[Items from an interface collection]
※
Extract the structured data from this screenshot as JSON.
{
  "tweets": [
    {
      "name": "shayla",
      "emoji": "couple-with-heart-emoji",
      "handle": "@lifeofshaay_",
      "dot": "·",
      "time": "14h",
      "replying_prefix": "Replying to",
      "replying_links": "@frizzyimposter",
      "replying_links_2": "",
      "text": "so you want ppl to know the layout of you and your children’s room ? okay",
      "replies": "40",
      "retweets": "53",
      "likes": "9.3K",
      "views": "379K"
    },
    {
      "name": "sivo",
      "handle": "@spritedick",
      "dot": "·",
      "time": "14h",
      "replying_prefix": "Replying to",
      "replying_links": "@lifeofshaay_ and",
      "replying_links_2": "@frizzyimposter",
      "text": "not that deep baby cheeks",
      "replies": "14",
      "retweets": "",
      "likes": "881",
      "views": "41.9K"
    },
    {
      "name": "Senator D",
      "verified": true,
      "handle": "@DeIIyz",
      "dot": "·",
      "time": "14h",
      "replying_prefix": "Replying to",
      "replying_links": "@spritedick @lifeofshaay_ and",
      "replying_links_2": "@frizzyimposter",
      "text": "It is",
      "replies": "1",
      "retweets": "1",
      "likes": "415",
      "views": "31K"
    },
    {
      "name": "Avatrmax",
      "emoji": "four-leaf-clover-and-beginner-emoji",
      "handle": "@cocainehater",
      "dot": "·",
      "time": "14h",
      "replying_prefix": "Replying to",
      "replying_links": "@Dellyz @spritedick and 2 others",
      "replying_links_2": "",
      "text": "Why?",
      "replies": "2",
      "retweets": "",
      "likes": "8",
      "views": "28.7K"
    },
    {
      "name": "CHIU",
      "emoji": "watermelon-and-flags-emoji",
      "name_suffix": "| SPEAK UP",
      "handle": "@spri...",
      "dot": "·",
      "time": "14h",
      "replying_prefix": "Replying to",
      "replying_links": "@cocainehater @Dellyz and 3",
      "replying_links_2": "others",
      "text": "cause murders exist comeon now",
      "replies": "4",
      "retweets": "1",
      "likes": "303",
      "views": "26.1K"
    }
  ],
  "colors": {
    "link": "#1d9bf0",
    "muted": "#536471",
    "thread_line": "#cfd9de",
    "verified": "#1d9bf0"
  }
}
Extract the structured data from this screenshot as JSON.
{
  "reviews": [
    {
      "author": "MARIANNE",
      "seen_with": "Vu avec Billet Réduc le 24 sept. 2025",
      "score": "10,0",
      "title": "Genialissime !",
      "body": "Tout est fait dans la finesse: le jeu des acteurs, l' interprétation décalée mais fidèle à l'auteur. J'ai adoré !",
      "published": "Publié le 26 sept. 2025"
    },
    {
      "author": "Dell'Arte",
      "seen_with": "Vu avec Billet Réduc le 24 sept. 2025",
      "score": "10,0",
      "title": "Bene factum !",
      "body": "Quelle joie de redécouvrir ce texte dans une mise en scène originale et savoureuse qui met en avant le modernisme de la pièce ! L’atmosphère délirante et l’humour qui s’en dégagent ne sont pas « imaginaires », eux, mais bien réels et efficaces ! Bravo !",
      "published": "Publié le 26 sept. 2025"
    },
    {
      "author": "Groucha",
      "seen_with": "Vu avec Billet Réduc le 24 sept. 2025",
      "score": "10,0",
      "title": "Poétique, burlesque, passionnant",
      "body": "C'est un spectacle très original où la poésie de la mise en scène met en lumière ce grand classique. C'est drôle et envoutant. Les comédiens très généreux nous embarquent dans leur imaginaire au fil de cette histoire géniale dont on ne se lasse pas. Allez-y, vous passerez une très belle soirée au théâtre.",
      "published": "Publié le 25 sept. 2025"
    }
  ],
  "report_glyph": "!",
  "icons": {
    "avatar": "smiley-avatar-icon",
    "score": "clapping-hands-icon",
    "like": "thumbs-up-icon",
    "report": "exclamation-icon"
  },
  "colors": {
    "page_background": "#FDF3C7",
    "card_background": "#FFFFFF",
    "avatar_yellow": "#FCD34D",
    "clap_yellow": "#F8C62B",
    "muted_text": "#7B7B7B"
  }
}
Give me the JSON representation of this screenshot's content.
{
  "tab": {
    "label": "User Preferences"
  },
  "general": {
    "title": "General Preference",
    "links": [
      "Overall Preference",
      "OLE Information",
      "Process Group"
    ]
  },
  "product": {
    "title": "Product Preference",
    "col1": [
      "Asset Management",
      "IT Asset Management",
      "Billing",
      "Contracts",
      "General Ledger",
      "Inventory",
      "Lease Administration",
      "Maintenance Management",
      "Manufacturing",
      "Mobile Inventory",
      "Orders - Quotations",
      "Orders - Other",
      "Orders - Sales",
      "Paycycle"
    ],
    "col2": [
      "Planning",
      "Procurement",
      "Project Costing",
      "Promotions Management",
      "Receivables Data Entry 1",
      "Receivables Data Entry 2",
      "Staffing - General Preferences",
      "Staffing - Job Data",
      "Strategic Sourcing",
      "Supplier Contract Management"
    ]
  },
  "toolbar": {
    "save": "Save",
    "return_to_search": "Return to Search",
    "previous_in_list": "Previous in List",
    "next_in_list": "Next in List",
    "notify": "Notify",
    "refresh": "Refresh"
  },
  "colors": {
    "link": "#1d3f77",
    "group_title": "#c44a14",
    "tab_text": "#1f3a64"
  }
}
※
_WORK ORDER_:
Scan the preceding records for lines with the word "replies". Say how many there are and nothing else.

_RESPONSE TO THIS EXERCISE_:
5